I've spent the last three hours of my life listening to two performances of Bruckner's 5th symphony. One by the most legendary orchestra/conductor combination of our time, one by a Scottish Radio Orchestra.
I've come to two conclusions:
1. The Scottish Radio Orchestra won handily.
Claudio Abbado's Lucerne Performance sounded like a great orchestra playing without a conductor. Claudio Abbado came to Bruckner too late and his conception of Bruckner wreaks of wishy-washiness. Half-measures (no pun intended) work in Brahms, whose music is bathed in subtlety and moderation. But Bruckner's is the music of a fanatic. There is no way to civilize Bruckner and a conductor must as much strength and extremity in his convictions as Bruckner did. You either have to go with extreme tempo and dynamic fluctuations a la Furtwangler/Jochum/Barenboim or you have to have absolute consistency a la Klemperer/Bohm/Haitink. There is no in between. So Claudio Baby, can we please just have another Brahms cycle instead?
The power of Ilan Volkov's conception dwarfed Abbado's. As a Brucknerian, Volkov is squarely in the latter, 'rigorist', camp. His performance reminded me of Karl Bohm's antique recording with the Staatskapelle Dresden (late 30's?). If I prefer the 'interventionist' approach in Bruckner, it's because Bruckner's repetition can be interminable and a Furtwangler or a Jochum gets the freedom to shape the music whatever way he needs to in order to minimize the redundancies. Even if Volkov's performance had the inevitable dry spots, it was a wonderful performance of a valid conception. Volkov and the BBC Scottish Symphony's PROMS performance demonstrated Bruckner's compositional rigor in every bar. Few conductors have better pointed Bruckner's kinship with Beethoven. An enormously commendable achievement from a conductor who's already somewhat fallen off the map and never ceases to surprise me (in good and bad ways).
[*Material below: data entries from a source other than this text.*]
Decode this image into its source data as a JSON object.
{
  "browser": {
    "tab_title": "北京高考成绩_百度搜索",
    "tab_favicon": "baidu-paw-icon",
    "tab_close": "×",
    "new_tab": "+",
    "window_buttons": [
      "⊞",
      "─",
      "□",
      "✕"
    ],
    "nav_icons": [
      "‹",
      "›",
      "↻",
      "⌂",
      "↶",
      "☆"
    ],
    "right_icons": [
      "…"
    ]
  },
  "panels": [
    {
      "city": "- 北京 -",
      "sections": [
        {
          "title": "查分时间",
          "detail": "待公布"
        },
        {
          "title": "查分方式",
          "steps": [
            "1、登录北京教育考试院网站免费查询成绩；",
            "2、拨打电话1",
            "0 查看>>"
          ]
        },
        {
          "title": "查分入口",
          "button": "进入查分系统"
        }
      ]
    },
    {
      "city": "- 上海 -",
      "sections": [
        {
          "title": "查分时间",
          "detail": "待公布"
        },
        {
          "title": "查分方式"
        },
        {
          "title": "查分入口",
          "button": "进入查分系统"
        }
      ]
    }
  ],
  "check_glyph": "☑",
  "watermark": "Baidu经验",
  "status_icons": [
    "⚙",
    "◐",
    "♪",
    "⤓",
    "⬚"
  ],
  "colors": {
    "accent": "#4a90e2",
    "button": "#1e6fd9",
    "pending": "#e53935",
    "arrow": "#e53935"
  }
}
2. I can't listen to Bruckner for the next three months.